The markets recovered from their early week decline but the week is not over yet.
We got the decline I was expecting with a huge assist from the debt problems in the Eurozone. Thursday's rally was a short covering spike at the open and then a siesta for the rest of the day. The bullish open did not carry into the close with a few sellers trying to take some positions.
I think shorting Thursday's close was probably not a good idea for anyone that does not have a hair trigger escape plan. Recently we have seen closing rallies on Friday as shorts cover rather than remain short over the weekend. If this Friday follows that pattern of no conviction by sellers then we will start some new plays on Monday.
If the shorts find some conviction and the market closes lower or even marginally higher then I think our highs are behind us and we will start seeing some of the "sell in May and go away" traffic begin to appear.
There are so many undercurrents in the debt market, the banking sector and now the energy sector that the markets will have a tough time moving higher even though the Fed did not change the statement.

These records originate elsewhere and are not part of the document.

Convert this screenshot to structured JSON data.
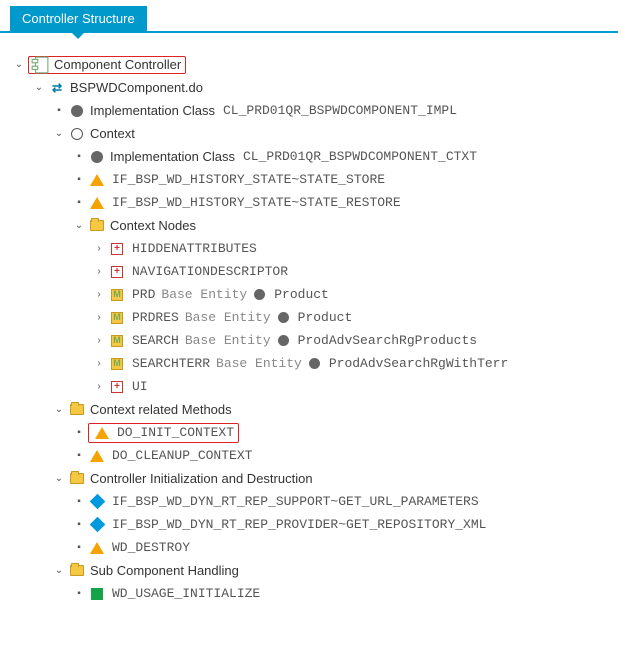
{
  "tab": {
    "label": "Controller Structure"
  },
  "root": {
    "label": "Component Controller",
    "do": {
      "label": "BSPWDComponent.do",
      "impl": {
        "label": "Implementation Class",
        "class": "CL_PRD01QR_BSPWDCOMPONENT_IMPL"
      },
      "context": {
        "label": "Context",
        "impl": {
          "label": "Implementation Class",
          "class": "CL_PRD01QR_BSPWDCOMPONENT_CTXT"
        },
        "methods": [
          "IF_BSP_WD_HISTORY_STATE~STATE_STORE",
          "IF_BSP_WD_HISTORY_STATE~STATE_RESTORE"
        ],
        "nodes": {
          "label": "Context Nodes",
          "items": [
            {
              "type": "plus",
              "name": "HIDDENATTRIBUTES"
            },
            {
              "type": "plus",
              "name": "NAVIGATIONDESCRIPTOR"
            },
            {
              "type": "m",
              "name": "PRD",
              "base_label": "Base Entity",
              "entity": "Product"
            },
            {
              "type": "m",
              "name": "PRDRES",
              "base_label": "Base Entity",
              "entity": "Product"
            },
            {
              "type": "m",
              "name": "SEARCH",
              "base_label": "Base Entity",
              "entity": "ProdAdvSearchRgProducts"
            },
            {
              "type": "m",
              "name": "SEARCHTERR",
              "base_label": "Base Entity",
              "entity": "ProdAdvSearchRgWithTerr"
            },
            {
              "type": "plus",
              "name": "UI"
            }
          ]
        }
      },
      "ctxMethods": {
        "label": "Context related Methods",
        "items": [
          "DO_INIT_CONTEXT",
          "DO_CLEANUP_CONTEXT"
        ]
      },
      "initDestroy": {
        "label": "Controller Initialization and Destruction",
        "items": [
          {
            "icon": "diamond",
            "name": "IF_BSP_WD_DYN_RT_REP_SUPPORT~GET_URL_PARAMETERS"
          },
          {
            "icon": "diamond",
            "name": "IF_BSP_WD_DYN_RT_REP_PROVIDER~GET_REPOSITORY_XML"
          },
          {
            "icon": "tri",
            "name": "WD_DESTROY"
          }
        ]
      },
      "subComp": {
        "label": "Sub Component Handling",
        "items": [
          {
            "icon": "square",
            "name": "WD_USAGE_INITIALIZE"
          }
        ]
      }
    }
  }
}
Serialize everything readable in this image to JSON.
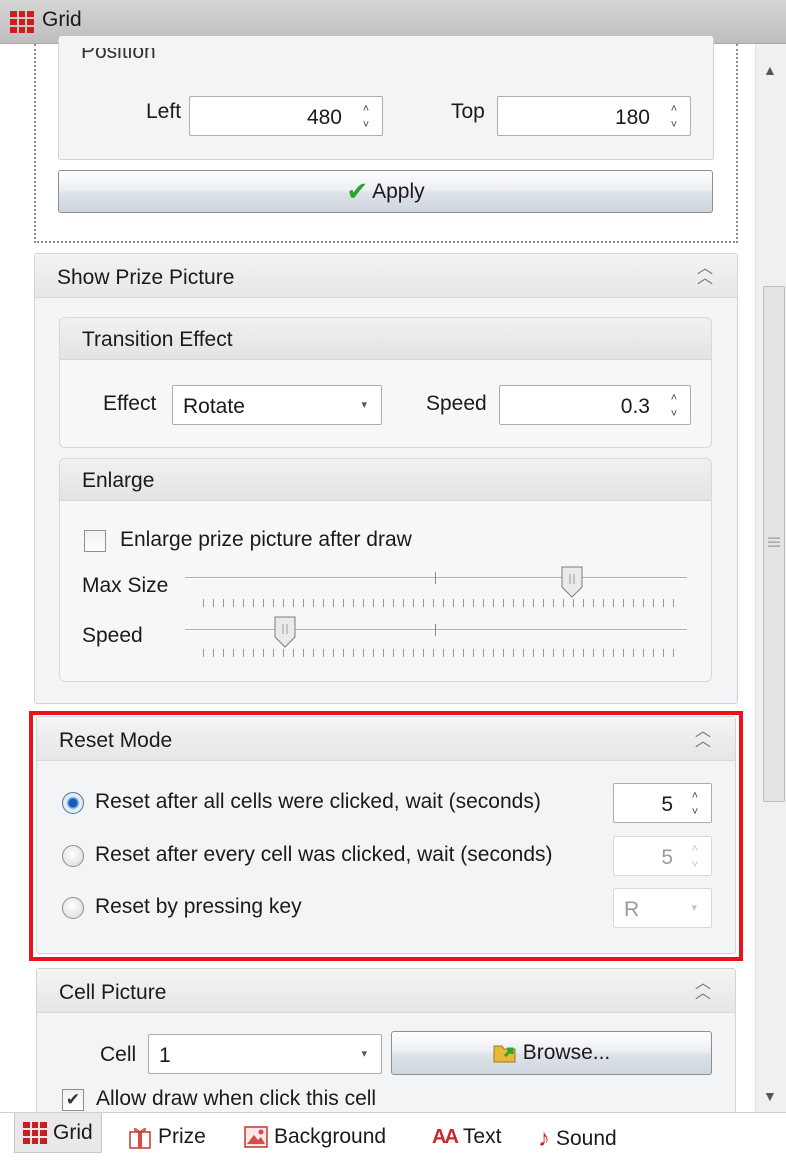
{
  "window": {
    "title": "Grid",
    "icon": "grid-icon"
  },
  "position": {
    "header": "Position",
    "left_label": "Left",
    "left_value": "480",
    "top_label": "Top",
    "top_value": "180",
    "apply_label": "Apply"
  },
  "show_prize_picture": {
    "header": "Show Prize Picture",
    "transition": {
      "header": "Transition Effect",
      "effect_label": "Effect",
      "effect_value": "Rotate",
      "speed_label": "Speed",
      "speed_value": "0.3"
    },
    "enlarge": {
      "header": "Enlarge",
      "checkbox_label": "Enlarge prize picture after draw",
      "checked": false,
      "max_size_label": "Max Size",
      "max_size_level": 0.77,
      "speed_label": "Speed",
      "speed_level": 0.2
    }
  },
  "reset_mode": {
    "header": "Reset Mode",
    "options": [
      {
        "label": "Reset after all cells were clicked, wait (seconds)",
        "selected": true,
        "value": "5"
      },
      {
        "label": "Reset after every cell was clicked, wait (seconds)",
        "selected": false,
        "value": "5"
      },
      {
        "label": "Reset by pressing key",
        "selected": false,
        "value": "R"
      }
    ]
  },
  "cell_picture": {
    "header": "Cell Picture",
    "cell_label": "Cell",
    "cell_value": "1",
    "browse_label": "Browse...",
    "allow_draw_label": "Allow draw when click this cell",
    "allow_draw_checked": true
  },
  "tabs": [
    {
      "label": "Grid",
      "icon": "grid-icon",
      "active": true
    },
    {
      "label": "Prize",
      "icon": "gift-icon",
      "active": false
    },
    {
      "label": "Background",
      "icon": "image-icon",
      "active": false
    },
    {
      "label": "Text",
      "icon": "text-icon",
      "active": false
    },
    {
      "label": "Sound",
      "icon": "music-note-icon",
      "active": false
    }
  ],
  "colors": {
    "highlight": "#e8141c",
    "accent_check": "#2ea52e",
    "grid_icon": "#cc1e1e"
  }
}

April Recommendation History
Click here for March Results
Click here for February Results
Click here for January Results
Click here for December Results
Click here for November Results
Click here for October Results
Click here for September Results
Click here for August Results
There are several different formulas for determining margin requirements for naked put writing. These are normally broker specific and some can require larger margin requirements than others.
Here is the most common margin calculation for naked puts.
100% of the option premium + ((20% of the Underlying Market Value) - (OTM Value))
For simplicity of calculation simply use 20% of the underlying stock price and you will always be safe. ($25 stock * 20% = $5 margin)